● **The input**:
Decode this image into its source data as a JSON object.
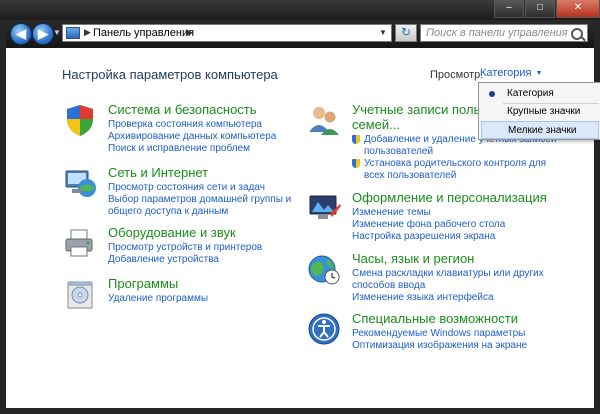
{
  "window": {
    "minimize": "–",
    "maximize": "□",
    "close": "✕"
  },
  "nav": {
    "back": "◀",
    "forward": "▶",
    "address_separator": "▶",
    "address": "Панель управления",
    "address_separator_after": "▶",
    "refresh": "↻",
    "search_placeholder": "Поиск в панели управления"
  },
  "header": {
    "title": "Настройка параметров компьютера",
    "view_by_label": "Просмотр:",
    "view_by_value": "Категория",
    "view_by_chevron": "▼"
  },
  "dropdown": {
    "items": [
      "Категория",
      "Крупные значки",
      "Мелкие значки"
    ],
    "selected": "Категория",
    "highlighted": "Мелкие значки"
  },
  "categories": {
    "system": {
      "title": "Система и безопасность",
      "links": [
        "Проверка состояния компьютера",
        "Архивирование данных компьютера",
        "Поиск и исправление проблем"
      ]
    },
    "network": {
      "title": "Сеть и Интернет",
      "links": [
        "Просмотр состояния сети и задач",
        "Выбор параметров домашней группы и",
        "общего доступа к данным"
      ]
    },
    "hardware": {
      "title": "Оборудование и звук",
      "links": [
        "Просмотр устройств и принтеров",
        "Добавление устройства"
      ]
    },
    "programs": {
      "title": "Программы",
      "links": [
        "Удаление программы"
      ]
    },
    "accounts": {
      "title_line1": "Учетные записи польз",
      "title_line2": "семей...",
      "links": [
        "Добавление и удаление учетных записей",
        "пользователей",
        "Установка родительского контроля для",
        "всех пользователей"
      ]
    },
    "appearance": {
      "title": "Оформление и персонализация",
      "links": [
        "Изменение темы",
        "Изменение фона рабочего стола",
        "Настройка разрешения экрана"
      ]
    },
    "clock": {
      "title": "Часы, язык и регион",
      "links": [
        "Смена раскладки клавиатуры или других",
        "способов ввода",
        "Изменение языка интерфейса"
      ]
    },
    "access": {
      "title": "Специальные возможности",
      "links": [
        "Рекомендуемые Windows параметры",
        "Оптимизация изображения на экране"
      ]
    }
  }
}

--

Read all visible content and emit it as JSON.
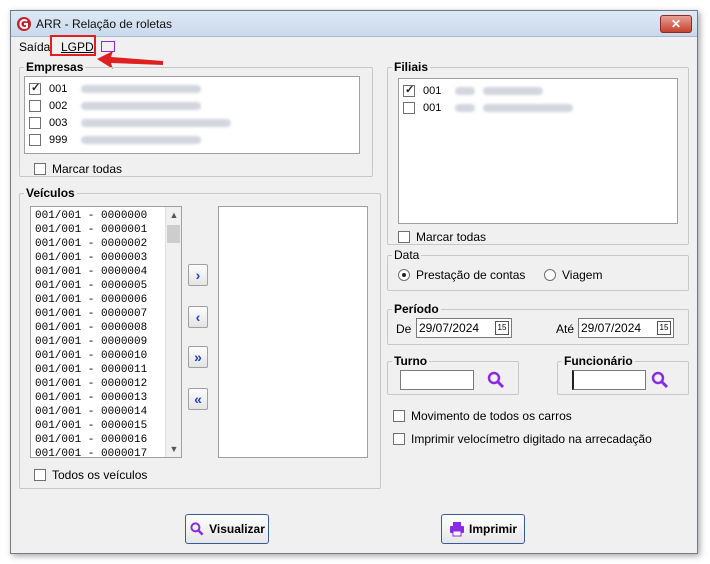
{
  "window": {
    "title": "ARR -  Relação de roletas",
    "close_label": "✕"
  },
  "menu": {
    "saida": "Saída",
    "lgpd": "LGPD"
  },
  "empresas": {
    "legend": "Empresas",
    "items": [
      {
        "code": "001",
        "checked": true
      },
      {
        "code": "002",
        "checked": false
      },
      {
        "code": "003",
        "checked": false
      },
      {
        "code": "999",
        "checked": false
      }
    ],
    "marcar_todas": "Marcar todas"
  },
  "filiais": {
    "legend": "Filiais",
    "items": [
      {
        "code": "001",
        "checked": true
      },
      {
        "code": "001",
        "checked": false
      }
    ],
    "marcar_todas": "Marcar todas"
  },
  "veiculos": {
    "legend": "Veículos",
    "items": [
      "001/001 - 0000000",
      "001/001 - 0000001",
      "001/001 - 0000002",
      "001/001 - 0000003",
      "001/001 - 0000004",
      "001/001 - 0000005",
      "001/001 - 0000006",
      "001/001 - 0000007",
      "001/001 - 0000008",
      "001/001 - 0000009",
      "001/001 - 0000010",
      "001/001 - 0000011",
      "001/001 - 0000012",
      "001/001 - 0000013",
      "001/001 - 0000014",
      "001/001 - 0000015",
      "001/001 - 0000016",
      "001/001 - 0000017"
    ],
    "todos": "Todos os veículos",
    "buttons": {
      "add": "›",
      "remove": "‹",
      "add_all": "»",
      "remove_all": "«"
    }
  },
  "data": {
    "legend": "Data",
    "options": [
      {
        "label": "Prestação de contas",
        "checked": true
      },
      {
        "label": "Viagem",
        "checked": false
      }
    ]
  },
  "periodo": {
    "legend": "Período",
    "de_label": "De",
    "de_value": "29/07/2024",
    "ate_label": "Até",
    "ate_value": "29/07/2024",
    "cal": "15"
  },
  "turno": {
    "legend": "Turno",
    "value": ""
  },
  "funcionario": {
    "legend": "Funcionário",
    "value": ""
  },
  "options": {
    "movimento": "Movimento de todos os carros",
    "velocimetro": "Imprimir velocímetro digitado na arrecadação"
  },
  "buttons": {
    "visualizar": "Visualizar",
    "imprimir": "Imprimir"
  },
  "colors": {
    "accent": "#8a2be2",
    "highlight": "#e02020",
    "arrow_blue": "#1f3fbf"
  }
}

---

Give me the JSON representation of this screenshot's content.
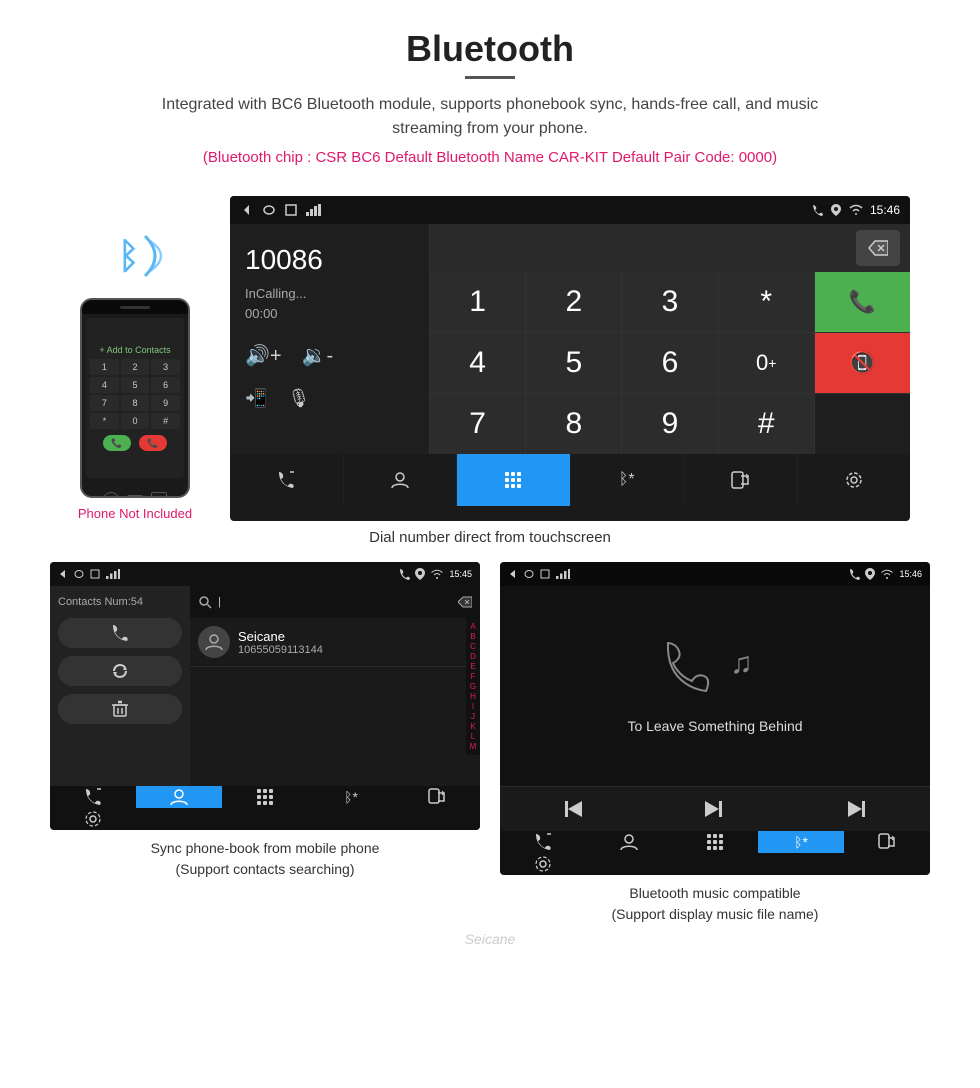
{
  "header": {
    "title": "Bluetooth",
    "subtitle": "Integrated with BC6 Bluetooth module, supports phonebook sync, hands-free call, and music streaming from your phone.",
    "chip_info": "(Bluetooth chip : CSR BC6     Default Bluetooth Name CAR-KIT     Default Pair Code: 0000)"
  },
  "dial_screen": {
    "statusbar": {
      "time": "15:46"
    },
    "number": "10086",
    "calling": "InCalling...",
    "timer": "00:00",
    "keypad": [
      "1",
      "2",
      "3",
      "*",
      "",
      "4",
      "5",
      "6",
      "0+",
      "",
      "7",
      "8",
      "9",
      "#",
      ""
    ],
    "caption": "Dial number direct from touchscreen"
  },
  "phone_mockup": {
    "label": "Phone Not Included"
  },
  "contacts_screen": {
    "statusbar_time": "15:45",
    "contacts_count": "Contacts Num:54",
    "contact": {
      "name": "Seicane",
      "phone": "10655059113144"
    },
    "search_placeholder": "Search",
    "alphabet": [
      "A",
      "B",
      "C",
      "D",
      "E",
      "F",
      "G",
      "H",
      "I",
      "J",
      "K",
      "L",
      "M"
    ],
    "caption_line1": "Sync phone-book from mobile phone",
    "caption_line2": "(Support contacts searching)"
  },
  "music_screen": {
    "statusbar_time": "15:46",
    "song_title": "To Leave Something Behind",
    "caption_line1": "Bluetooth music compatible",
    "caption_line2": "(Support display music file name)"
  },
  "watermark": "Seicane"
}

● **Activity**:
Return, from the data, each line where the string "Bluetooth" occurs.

● **Output**:
    "title": "Bluetooth",
    "subtitle": "Integrated with BC6 Bluetooth module, supports phonebook sync, hands-free call, and music streaming from your phone.",
    "chip_info": "(Bluetooth chip : CSR BC6     Default Bluetooth Name CAR-KIT     Default Pair Code: 0000)"
    "caption_line1": "Bluetooth music compatible",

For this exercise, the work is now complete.